Swedish developer Image & Form has launched SteamWorld Dig 2 as a sequel to the 2014 original. We focused on the Playstation Vita version for this review, but the game is also available for Nintendo Switch, PC, Mac and PS4. And if you own any of those systems, you need to own this game.
Image & Form’s library of titles is starting to remind me a little bit of the Oddworld titles that first graced the original Playstation about twenty years ago and have since made appearances on numerous systems. Both franchises feature recognizable and beloved game worlds with different approaches between the various games that use them – SteamWorld Heist is very different from the SteamWorld Dig games. But where the Oddworld franchise never quite reached the heights of the original Abe games, Image and Form’s SteamWorld franchise just seems to be getting stronger and stronger.
Narratively, SteamWorld Dig 2 follows the events of the first game, although protagonist Rusty has gone missing and you now follow Dorothy, a robot shopkeeper. Your job is to find out what happened to Rusty, while at the same time getting to the bottom of what’s been happening to city you live in. The entire area has been affected by strange earthquakes – and of course this ties in perfectly to the game’s theme of literally digging for ways to progress in the game.
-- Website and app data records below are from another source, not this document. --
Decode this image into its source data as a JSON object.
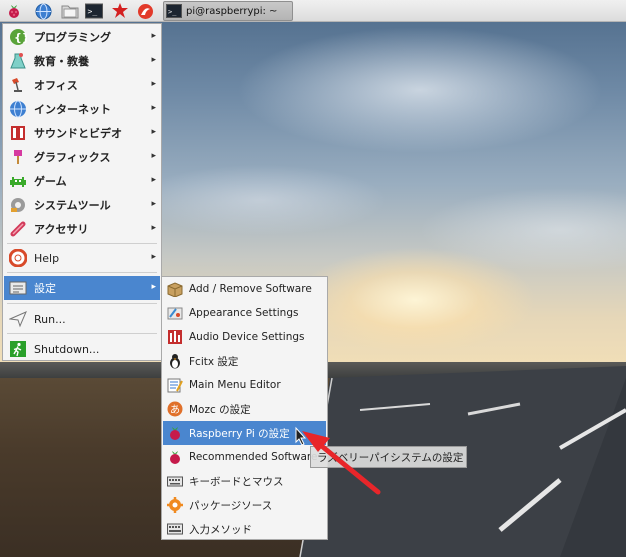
{
  "panel": {
    "task_title": "pi@raspberrypi: ~",
    "launchers": [
      "raspberry-menu-icon",
      "web-browser-icon",
      "file-manager-icon",
      "terminal-icon",
      "math-icon",
      "wolfram-icon"
    ]
  },
  "main_menu": {
    "items": [
      {
        "label": "プログラミング",
        "icon": "programming-icon"
      },
      {
        "label": "教育・教養",
        "icon": "education-icon"
      },
      {
        "label": "オフィス",
        "icon": "office-icon"
      },
      {
        "label": "インターネット",
        "icon": "internet-icon"
      },
      {
        "label": "サウンドとビデオ",
        "icon": "sound-video-icon"
      },
      {
        "label": "グラフィックス",
        "icon": "graphics-icon"
      },
      {
        "label": "ゲーム",
        "icon": "games-icon"
      },
      {
        "label": "システムツール",
        "icon": "system-tools-icon"
      },
      {
        "label": "アクセサリ",
        "icon": "accessories-icon"
      },
      {
        "label": "Help",
        "icon": "help-icon"
      },
      {
        "label": "設定",
        "icon": "preferences-icon"
      },
      {
        "label": "Run...",
        "icon": "run-icon"
      },
      {
        "label": "Shutdown...",
        "icon": "shutdown-icon"
      }
    ]
  },
  "sub_menu": {
    "items": [
      {
        "label": "Add / Remove Software",
        "icon": "package-icon"
      },
      {
        "label": "Appearance Settings",
        "icon": "appearance-icon"
      },
      {
        "label": "Audio Device Settings",
        "icon": "audio-icon"
      },
      {
        "label": "Fcitx 設定",
        "icon": "fcitx-icon"
      },
      {
        "label": "Main Menu Editor",
        "icon": "menu-editor-icon"
      },
      {
        "label": "Mozc の設定",
        "icon": "mozc-icon"
      },
      {
        "label": "Raspberry Pi の設定",
        "icon": "raspberry-icon"
      },
      {
        "label": "Recommended Software",
        "icon": "raspberry-icon"
      },
      {
        "label": "キーボードとマウス",
        "icon": "keyboard-icon"
      },
      {
        "label": "パッケージソース",
        "icon": "package-source-icon"
      },
      {
        "label": "入力メソッド",
        "icon": "input-method-icon"
      }
    ]
  },
  "tooltip": {
    "text": "ラズベリーパイシステムの設定"
  },
  "colors": {
    "highlight": "#4a86cf",
    "annotation_arrow": "#e8262a"
  }
}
If there was one thing I didn’t fully enjoy in the first SteamWorld Dig title it was that the digging sections felt a little too “Minecrafty” to me. I’m not a big Minecraft fan and enjoy when my games have a little more of a (linear) purpose to them and generally don’t want to spend tons of time aimlessly searching for what to do. SteamWorld Dig wasn’t nearly as “bad” as Minecraft in this regard, but SteamWorld Dig 2 is a real delight in how it features much more tightly designed underground sections, puzzles and pathways. I’m sure that, as a matter of personal preference, that won’t apply to everyone – but it certainly felt like a big improvement to me.
Mining and finding loot means you have funds to spend back in the city, and this allows you to upgrade your character and skillset. Skills can be turned on/off according to what you need for upcoming challenging, though special cogs that you can find will allow you to enable more and more customizations at once – which makes exploration fun and functional, and very rewarding when you find one or more of these cogs. Puzzles (and platforming challenges) generally communicate quite well what the general idea behind them is, so this makes the process of choosing how to equip yourself feel very purposeful.
Once you have a ton of ability unlocked and active, your options for exploring the world go up as well – this should please completionists looking for all the hidden nooks and crannies in the game. For those who don’t SteamWorld Dig 2 is relatively short – with about six hours of playing time if you’re just looking to complete the story campaign.
For a Vita title, SteamWorld Dig 2 is a gorgeous, colorful and detailed example of a 2D game. As is the case with the gameplay, the game’s backdrops and locales have a more “designed” feel to them this time around, and this adds to the diversity and unique character of the various locations you’ll come across. The audio/music track is relatively unremarkable by comparison, although more melodic parts do swell up when you enter certain locations.
After the new Ys and Danganronpa V3, September was already a pretty good month for Vita owners. Image & Form shows that September isn’t just good for big productions like that, but also for indie gems like SteamWorld Dig 2.